But so far, so good - you've been coasting, writing because you're writing, for little reason over and above that.

NOW, the hard work starts. You're writing with one eye towards seeing YOUR name on a book spine, on bookstore shelves, alongside the names of the writers you have known and loved.

The pitfalls and sinkholes and thorny hedges along the way are many and various and have been elucidated in a lot of different places - how-to writing books, authors' blogs, interviews - they're everywhere you care to look. For the purposes of this particular post, we'll take a detour around them all, and assume that you've successfully navigated the mine field and arrived safely at the far shore, and the ink on your publishing contract is just starting to dry.

And this is where it begins. The Thirst.

You send in the contract, and you wait. In due course (anything from a month to eight months) your on-signing check arrives, and then you wait. The publisher whisks away your MS, and you wait, and then it comes back edited and you do that work and you wait. The book is published, and you get a shiny copy to hold in your hand, complete with your name on the spine... and you wait. You wait for everything. For the contracts. For the money. For the reviews and the reactions. For information of any and all description - for instance, how many copies in the print run? Was there more than one print run? What the heck do all those weird things in your royalty statement actually mean? When are you going to GET your royalty statement (they are traditionally wrapped up by the publishers in June and in December, but authors quickly learn to expect the June edition in September and the December edition in March...)?

The Thirst for NEWS.

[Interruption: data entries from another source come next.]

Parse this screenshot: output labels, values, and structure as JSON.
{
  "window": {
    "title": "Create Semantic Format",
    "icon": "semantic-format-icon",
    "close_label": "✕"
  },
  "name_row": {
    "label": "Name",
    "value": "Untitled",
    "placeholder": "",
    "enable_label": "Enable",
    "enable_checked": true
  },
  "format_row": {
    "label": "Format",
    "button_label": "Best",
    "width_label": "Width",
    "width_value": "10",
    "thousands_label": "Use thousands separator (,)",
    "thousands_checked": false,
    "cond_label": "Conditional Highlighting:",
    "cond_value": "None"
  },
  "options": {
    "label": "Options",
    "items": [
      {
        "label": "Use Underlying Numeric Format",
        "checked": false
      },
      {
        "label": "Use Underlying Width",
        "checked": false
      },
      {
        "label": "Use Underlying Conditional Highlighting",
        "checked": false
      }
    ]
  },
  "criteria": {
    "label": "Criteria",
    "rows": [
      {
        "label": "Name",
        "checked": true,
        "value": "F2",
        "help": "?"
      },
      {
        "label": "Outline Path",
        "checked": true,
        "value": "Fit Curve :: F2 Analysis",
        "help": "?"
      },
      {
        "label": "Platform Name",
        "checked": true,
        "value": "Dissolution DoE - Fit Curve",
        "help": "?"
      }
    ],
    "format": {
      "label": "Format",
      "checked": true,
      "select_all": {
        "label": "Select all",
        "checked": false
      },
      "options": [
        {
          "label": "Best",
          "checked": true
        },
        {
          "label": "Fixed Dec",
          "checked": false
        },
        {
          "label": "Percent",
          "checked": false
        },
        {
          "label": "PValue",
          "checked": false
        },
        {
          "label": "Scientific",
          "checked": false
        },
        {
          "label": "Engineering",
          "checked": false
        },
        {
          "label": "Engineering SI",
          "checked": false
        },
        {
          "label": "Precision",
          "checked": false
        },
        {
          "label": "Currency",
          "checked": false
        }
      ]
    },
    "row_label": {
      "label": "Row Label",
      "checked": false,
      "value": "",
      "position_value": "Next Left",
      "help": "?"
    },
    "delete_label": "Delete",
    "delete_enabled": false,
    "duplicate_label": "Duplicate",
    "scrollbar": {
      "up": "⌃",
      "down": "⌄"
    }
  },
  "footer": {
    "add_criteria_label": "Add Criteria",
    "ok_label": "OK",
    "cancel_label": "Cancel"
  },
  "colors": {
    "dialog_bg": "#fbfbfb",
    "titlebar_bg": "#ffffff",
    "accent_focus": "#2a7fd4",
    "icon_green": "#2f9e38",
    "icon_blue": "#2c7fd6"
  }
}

Things kind of float by, and you might trip over a review that you didn't know was there - especially in the cyber-age when you can trawl for them on the Net if you're so inclined. But it's like waiting by the phone for that boy who said "I'll call you", and you don't want to move from the phone's side in case he DOES call, and you can't do anything else because your attention is on the silent phone, and when and if he does call it's usually not what you expect anyway. The information that you crave is painfully slow in coming. WHEN is that book whose contract you signed going to come out...? In hardcover...? In paperback?... In Dutch...? How is it selling? Is it selling? What do people think about it?... Reviewers?... Readers...? What's happening with the proposal you sent in for the next book you want to write? What precisely does the editorial "I'll be in touch soon" really mean, in terms of cold hard hours, days, weeks or months? You start to get to know other people who are also writing books, and when YOUR new one comes out and so does someone else's it's almost inevitable that you are going to start seeing, almost exclusively, every blog and every comment and every review on the Planet Earth referring to THEIR book and not YOURS - and it's almost a given that THEY will be watching the same phenomenon from THEIR end and wondering why on earth everyone is talking about YOUR book and not THEIRS. And you wait. And you wait wait wait wait wait.

Oh, sure, in the interim period, if you're any kind of writer, you are writing something else, another book, another step forward on the path, closer to more waiting to come. But just in case you thought that becoming a published author makes one a King or a Queen... well... maybe. Eventually. VERY eventually. In the meantime, folks, each and every one of us out there is a Lady- (or a Gentleman-) in-Waiting.